_Your assignment_
Look for "report" in each line of the records, and copy the lines that have it.

_Dataset entries_
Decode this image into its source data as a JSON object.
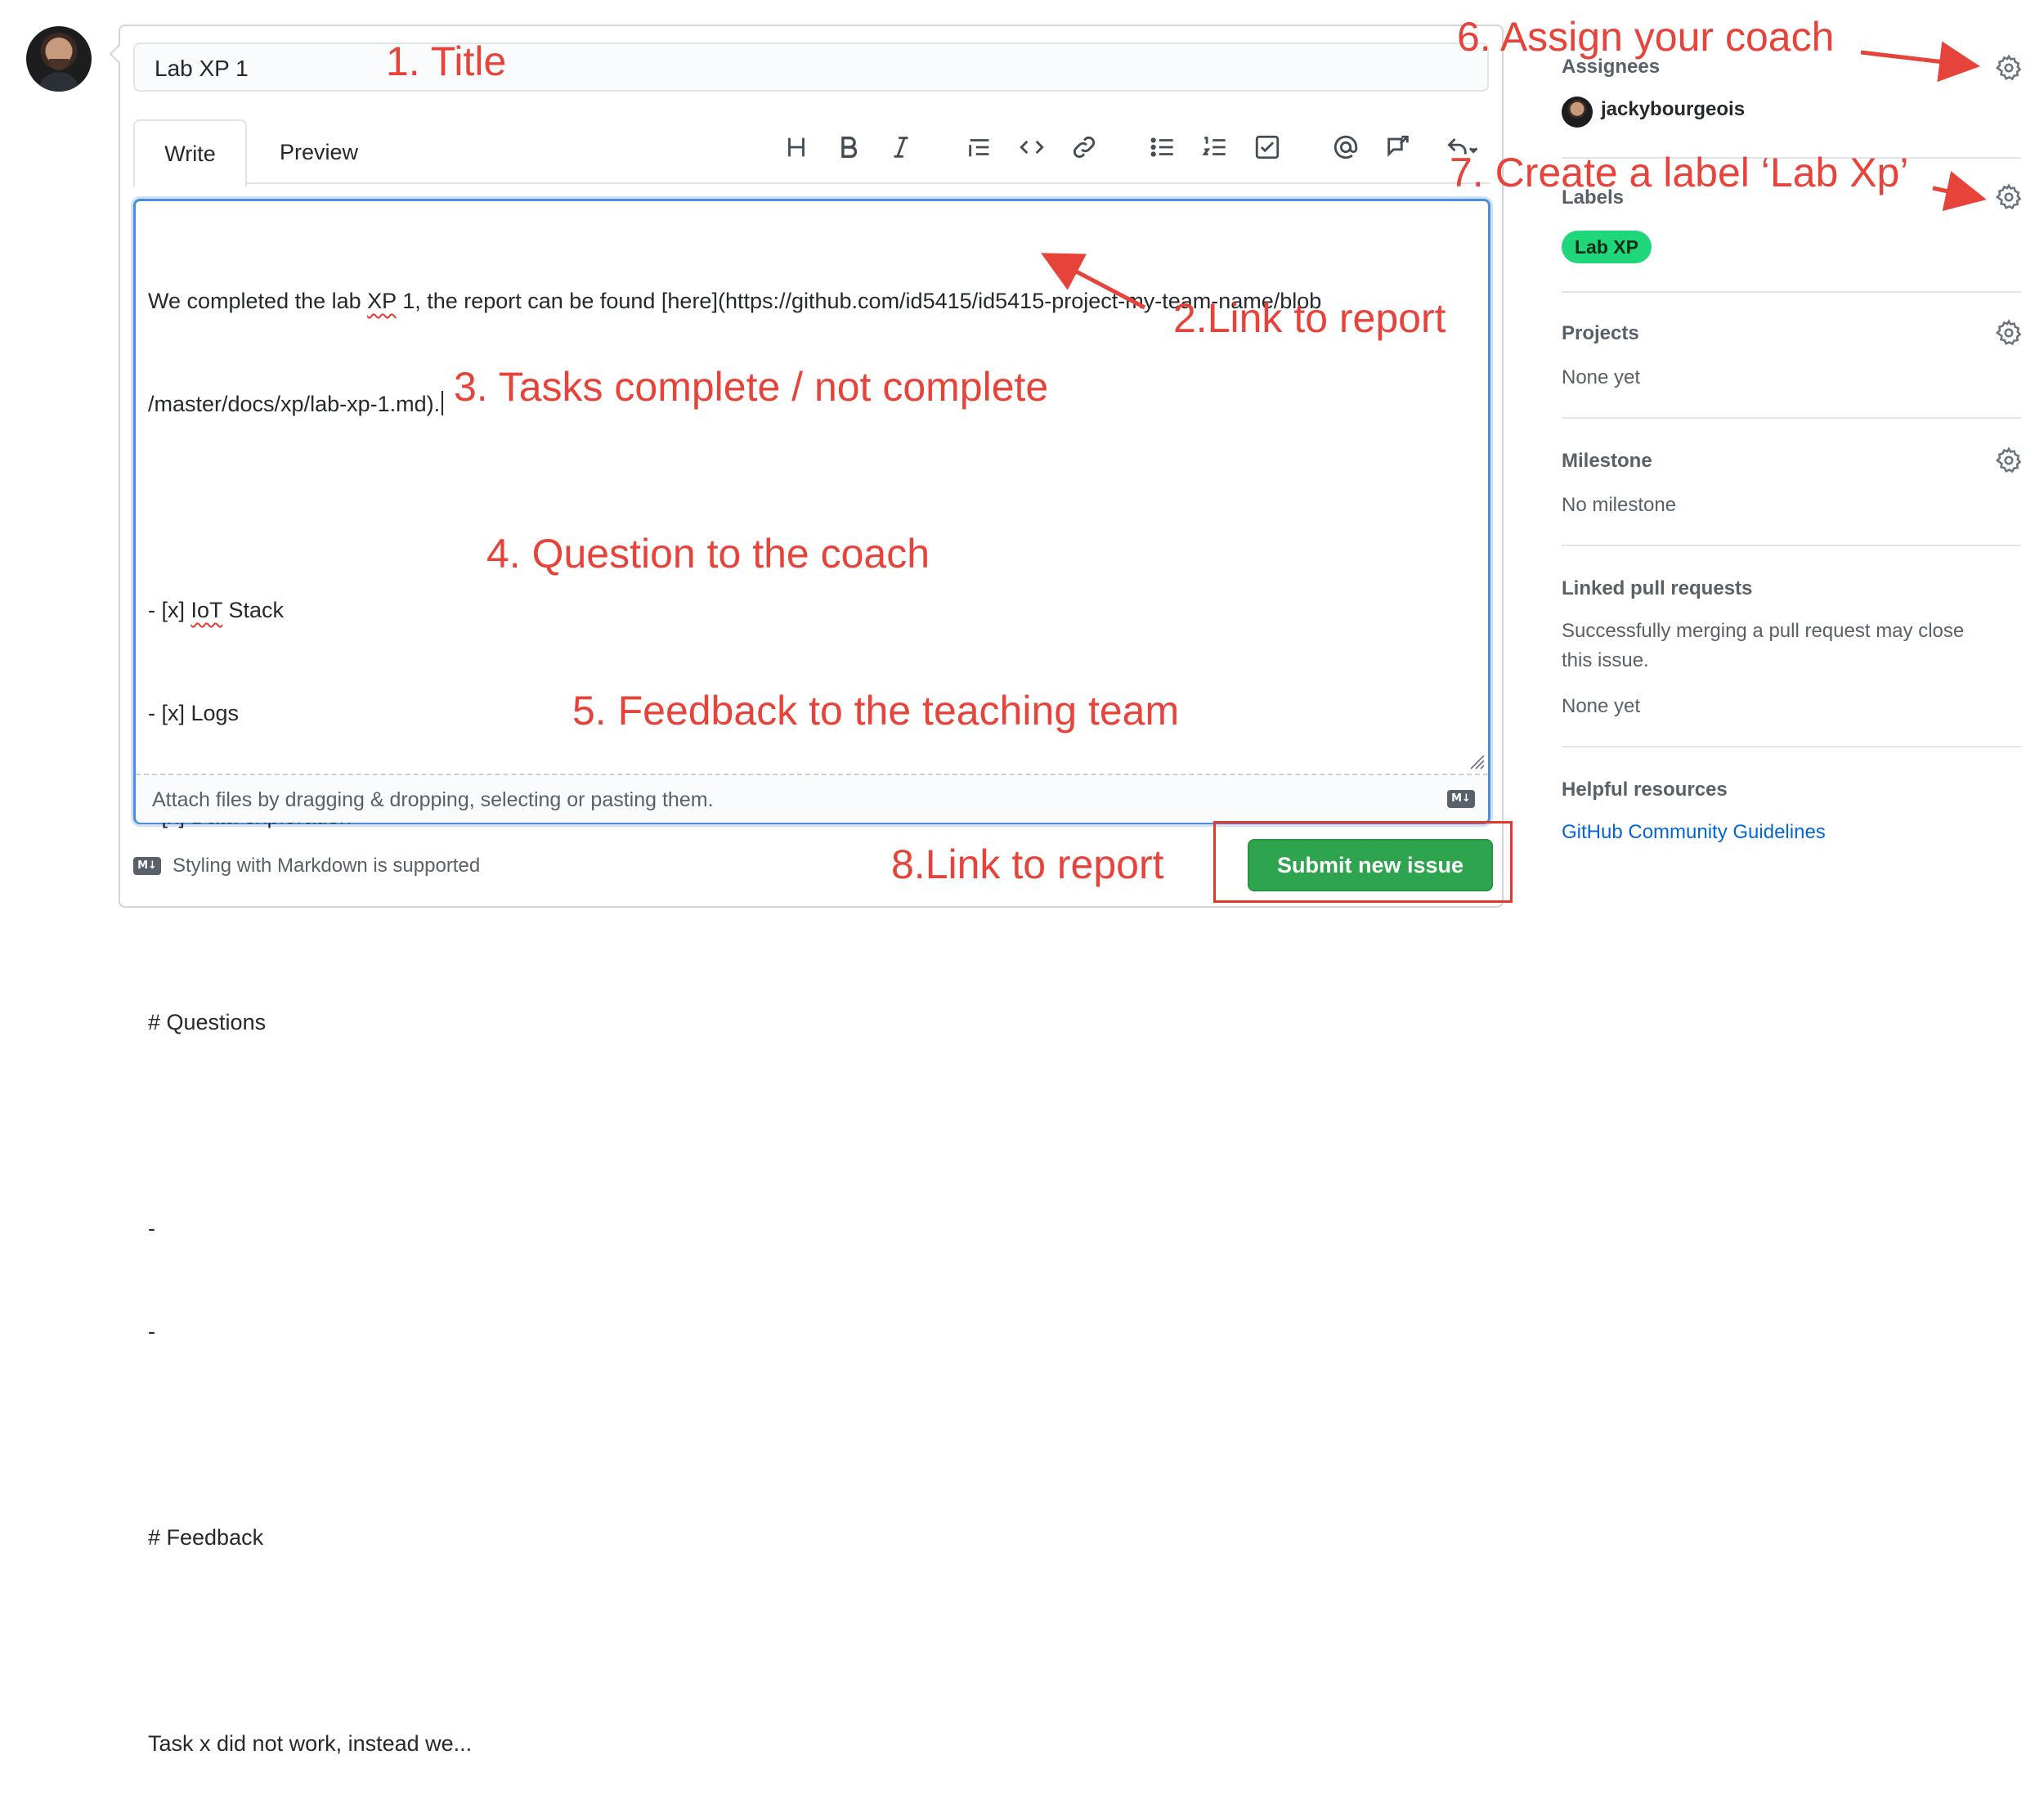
{
  "issue": {
    "title_value": "Lab XP 1"
  },
  "tabs": [
    {
      "label": "Write",
      "active": true
    },
    {
      "label": "Preview",
      "active": false
    }
  ],
  "toolbar": [
    {
      "icon": "heading-icon",
      "glyph": "H"
    },
    {
      "icon": "bold-icon",
      "glyph": "B"
    },
    {
      "icon": "italic-icon",
      "glyph": "I"
    },
    {
      "icon": "quote-icon"
    },
    {
      "icon": "code-icon"
    },
    {
      "icon": "link-icon"
    },
    {
      "icon": "bulleted-list-icon"
    },
    {
      "icon": "numbered-list-icon"
    },
    {
      "icon": "task-list-icon"
    },
    {
      "icon": "mention-icon"
    },
    {
      "icon": "reference-icon"
    },
    {
      "icon": "reply-dropdown-icon"
    }
  ],
  "editor": {
    "line1": "We completed the lab ",
    "line1_xp": "XP",
    "line1_rest": " 1, the report can be found [here](https://github.com/id5415/id5415-project-my-team-name/blob",
    "line2": "/master/docs/xp/lab-xp-1.md).",
    "task1_prefix": "- [x] ",
    "task1_iot": "IoT",
    "task1_rest": " Stack",
    "task2": "- [x] Logs",
    "task3": "- [x] Data exploration",
    "questions_heading": "# Questions",
    "q1": "-",
    "q2": "-",
    "feedback_heading": "# Feedback",
    "feedback_text": "Task x did not work, instead we..."
  },
  "attach_text": "Attach files by dragging & dropping, selecting or pasting them.",
  "markdown_badge": "M↓",
  "markdown_note": "Styling with Markdown is supported",
  "submit_label": "Submit new issue",
  "sidebar": {
    "assignees": {
      "title": "Assignees",
      "user": "jackybourgeois"
    },
    "labels": {
      "title": "Labels",
      "chip": "Lab XP",
      "chip_color": "#1fd67a"
    },
    "projects": {
      "title": "Projects",
      "value": "None yet"
    },
    "milestone": {
      "title": "Milestone",
      "value": "No milestone"
    },
    "linked_prs": {
      "title": "Linked pull requests",
      "desc_line1": "Successfully merging a pull request may close",
      "desc_line2": "this issue.",
      "value": "None yet"
    },
    "helpful": {
      "title": "Helpful resources",
      "link": "GitHub Community Guidelines"
    }
  },
  "annotations": {
    "a1": "1. Title",
    "a2": "2.Link to report",
    "a3": "3. Tasks complete / not complete",
    "a4": "4. Question to the coach",
    "a5": "5. Feedback to the teaching team",
    "a6": "6. Assign your coach",
    "a7": "7. Create a label  ‘Lab Xp’",
    "a8": "8.Link to report",
    "color": "#e6443a"
  }
}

_Reply to the task_
    "line1_rest": " 1, the report can be found [here](https://github.com/id5415/id5415-project-my-team-name/blob",
    "a2": "2.Link to report",
    "a8": "8.Link to report",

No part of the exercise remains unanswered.